The reassuring presence of Harrison Ford and Carrie Fisher in 2015’s The Force Awakens went a long way towards appeasing those Star Wars fans underwhelmed by creator George Lucas’s trio of prequels to the original film. Yet, while Lucas was largely hands-off (Han’s off?) during the making of Rogue One, he must have been hoping this slightly more radical spin-off would get a warmer reception than his own efforts.
An entirely new roster of frontline characters, played by actors yet to attain household-name status, was always going to be gamble, and calling the movie a “standalone” chapter in the saga might have been a vague attempt at lowering expectations. The description proves to be misleading, however, because while director Gareth Edwards gleefully sticks several fresh pins in the galactic map, we’re not in completely unfamiliar territory.
There are motifs aplenty that allude to previous entries, none of which will be highlighted here – far be it for us to spoil the fun of finding them yourselves – but perhaps a little guidance wouldn’t go amiss.
If The Force Awakens was the last hurrah for Princess Leia and Han Solo, then Rogue One serves as a prologue to their story. In the potentially confusing timelines of the series’ release dates and the films’ specific places in the chronology, what we have here is a tight and economical bridge between 2005’s Revenge of the Sith and the 1977 juggernaut that started the whole business. Episode III Part II, if you will.
It’s the first time in cinema history that two hours have been spent setting up the iconic on-screen scroll of a film made 40 years earlier, but the plot could hardly be simpler, and is all the better for it. Felicity Jones leads the line as Jyn Erso, the trouble-magnet daughter of the genius scientist responsible for vital components in the construction of the Death Star (first referred to here as the “planet killer” by a minor character not long for this or any other world).
All too aware of the devastation and destruction her father’s work could wreak on the galaxy, Jyn tries to convince the rebel alliance of the need to steal daddy’s blueprints from the evil empire and exploit the weaknesses Erso Senior sneakily built in to the design. The alliance is reluctant to mount an assault, but Jyn finds a hardy band of like-minded souls (rebel rebels?) to join her mission.
Chief among this misfit squad is Cassian Andor (Diego Luna), a near matinee-idol adventurer who, like Han Solo before him – or is it after? – has a non-human riding shotgun. Enter the droid K-2S0, voiced by Alan Tudyk (Wreck-It Ralph, Frozen), destined to become one of the franchise’s most beloved characters; sardonic, side-achingly funny, and with the same poor social skills and lack of filter as Sheldon Cooper in The Big Bang Theory. Just wait, the TV show’s writers will mine that particular seam of comedy before too long.
Storyline taken care off, the action set pieces are given room to breathe, rattling along with seat-gripping excitement in spades.

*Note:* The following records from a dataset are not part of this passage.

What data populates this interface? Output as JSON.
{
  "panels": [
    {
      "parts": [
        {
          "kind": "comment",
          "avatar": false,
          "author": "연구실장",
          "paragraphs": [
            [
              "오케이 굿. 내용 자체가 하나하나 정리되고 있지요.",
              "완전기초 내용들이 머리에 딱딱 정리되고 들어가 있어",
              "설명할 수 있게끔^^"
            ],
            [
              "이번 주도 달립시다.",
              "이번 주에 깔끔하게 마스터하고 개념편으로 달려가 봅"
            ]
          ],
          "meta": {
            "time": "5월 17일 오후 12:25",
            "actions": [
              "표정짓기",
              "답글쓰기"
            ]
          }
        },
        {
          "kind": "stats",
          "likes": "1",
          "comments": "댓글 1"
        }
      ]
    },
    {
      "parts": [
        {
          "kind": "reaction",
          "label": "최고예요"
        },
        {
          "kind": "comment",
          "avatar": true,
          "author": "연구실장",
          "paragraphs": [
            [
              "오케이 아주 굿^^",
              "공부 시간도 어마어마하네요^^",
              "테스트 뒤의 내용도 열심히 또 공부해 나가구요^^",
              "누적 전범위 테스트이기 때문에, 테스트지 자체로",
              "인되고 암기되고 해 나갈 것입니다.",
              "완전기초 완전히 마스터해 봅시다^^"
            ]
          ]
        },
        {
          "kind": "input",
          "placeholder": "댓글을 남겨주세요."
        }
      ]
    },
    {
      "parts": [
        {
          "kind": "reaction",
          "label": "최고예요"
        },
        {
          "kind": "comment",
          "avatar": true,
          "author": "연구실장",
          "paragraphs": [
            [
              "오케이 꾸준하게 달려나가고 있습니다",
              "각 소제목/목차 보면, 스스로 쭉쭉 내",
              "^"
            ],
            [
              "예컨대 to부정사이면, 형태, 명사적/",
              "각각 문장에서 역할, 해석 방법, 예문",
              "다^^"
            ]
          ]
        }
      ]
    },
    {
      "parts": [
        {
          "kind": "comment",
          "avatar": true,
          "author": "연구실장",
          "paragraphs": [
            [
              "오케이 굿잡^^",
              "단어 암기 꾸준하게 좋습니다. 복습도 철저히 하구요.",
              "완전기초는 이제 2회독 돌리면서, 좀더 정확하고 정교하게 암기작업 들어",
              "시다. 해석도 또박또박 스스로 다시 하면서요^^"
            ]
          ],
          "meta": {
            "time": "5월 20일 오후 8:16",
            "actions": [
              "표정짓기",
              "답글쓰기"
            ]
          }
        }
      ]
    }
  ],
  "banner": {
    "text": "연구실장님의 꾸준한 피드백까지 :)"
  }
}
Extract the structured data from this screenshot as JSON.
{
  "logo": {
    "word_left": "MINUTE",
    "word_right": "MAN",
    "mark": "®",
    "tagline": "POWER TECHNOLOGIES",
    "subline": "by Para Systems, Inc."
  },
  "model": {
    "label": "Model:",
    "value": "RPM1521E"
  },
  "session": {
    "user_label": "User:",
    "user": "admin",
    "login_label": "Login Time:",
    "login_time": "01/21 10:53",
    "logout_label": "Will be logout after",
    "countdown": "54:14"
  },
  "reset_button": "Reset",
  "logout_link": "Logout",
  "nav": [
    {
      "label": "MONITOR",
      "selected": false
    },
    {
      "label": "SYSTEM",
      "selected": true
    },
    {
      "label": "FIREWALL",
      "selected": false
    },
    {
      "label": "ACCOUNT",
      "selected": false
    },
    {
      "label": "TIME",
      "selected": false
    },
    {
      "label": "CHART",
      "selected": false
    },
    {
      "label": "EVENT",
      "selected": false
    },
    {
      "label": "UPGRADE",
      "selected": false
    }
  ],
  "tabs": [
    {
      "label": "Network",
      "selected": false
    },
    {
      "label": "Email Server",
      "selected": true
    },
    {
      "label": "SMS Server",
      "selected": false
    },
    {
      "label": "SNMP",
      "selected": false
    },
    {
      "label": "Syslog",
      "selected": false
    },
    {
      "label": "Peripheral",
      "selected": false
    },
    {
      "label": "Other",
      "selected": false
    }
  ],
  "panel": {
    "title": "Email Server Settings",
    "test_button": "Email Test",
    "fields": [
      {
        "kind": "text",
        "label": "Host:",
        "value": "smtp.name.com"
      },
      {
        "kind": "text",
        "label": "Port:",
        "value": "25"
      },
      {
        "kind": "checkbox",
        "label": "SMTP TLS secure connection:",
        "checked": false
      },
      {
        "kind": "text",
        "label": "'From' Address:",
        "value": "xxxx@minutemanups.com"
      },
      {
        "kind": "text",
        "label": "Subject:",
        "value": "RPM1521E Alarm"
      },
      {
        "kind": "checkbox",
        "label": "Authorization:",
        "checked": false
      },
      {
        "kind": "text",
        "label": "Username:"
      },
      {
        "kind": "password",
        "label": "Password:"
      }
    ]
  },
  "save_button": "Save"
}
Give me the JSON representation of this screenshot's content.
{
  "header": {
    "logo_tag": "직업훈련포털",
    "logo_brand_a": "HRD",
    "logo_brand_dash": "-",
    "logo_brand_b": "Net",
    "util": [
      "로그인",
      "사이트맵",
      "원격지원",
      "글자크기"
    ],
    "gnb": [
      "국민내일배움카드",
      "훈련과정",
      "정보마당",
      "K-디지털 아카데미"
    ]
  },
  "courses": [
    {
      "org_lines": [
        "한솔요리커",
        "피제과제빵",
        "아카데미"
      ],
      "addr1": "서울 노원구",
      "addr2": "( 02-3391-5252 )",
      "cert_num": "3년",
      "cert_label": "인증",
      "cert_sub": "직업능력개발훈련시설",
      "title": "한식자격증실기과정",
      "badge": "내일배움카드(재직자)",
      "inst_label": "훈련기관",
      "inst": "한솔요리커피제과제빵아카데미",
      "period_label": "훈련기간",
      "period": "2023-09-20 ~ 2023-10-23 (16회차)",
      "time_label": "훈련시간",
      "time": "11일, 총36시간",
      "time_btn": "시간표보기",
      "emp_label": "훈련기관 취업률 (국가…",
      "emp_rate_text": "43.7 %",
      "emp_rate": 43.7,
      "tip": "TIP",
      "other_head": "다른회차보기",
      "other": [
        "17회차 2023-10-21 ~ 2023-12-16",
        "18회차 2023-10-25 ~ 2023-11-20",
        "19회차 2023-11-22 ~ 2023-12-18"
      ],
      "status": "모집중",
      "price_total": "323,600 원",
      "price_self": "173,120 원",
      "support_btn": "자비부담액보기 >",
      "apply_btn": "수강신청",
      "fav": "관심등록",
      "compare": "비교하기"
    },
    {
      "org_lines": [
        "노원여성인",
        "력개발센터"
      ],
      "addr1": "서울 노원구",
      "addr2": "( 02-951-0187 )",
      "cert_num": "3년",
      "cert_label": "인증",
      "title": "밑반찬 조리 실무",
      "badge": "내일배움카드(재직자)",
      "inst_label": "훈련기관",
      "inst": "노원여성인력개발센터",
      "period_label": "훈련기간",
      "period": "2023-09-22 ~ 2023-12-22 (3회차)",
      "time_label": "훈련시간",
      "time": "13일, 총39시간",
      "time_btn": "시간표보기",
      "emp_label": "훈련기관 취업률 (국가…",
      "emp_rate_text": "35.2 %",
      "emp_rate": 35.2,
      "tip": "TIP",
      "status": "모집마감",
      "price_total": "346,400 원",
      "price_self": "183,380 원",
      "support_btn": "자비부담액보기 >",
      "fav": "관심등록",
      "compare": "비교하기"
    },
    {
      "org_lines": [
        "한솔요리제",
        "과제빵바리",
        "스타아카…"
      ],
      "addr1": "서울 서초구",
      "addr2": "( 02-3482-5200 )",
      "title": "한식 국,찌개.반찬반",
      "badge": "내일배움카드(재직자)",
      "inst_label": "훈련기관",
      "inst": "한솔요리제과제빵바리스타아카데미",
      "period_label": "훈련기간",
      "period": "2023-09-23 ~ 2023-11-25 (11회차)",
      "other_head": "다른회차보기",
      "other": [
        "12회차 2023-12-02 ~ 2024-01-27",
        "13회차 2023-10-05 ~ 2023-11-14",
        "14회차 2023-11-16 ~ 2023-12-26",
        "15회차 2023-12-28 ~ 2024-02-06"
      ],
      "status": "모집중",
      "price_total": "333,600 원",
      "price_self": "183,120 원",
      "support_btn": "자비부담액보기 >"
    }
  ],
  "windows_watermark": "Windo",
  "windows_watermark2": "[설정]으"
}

The CGI may be pristine, but there’s a palpable grit to the visual palette, a return to the “used universe” of the early films – more tarnish than varnish.
Jyn is arguably the only character with a substantive back story, and Jones plays the dusty, dishevelled heroine with understated feistiness.
Taking into account the franchise’s paymasters since The Force Awakens, she might just be Disney’s first genuinely feminist princess.
As expected, the internet went into overdrive long before release date. Five weeks of reshoots fuelled rumours that Edwards no longer had full artistic control, and within hours of the Hollywood premiere forums were buzzing with claims that as much as half of the footage seen in trailers was absent from the finished film.
Whatever the hiccups and hurdles along the way, the end result is an almighty triumph, the best-constructed and most fun Star Wars flick since The Empire Strikes Back. The force is truly strong with this one.
Rogue One: a Star Wars Story is in cinemas on Thursday 15 December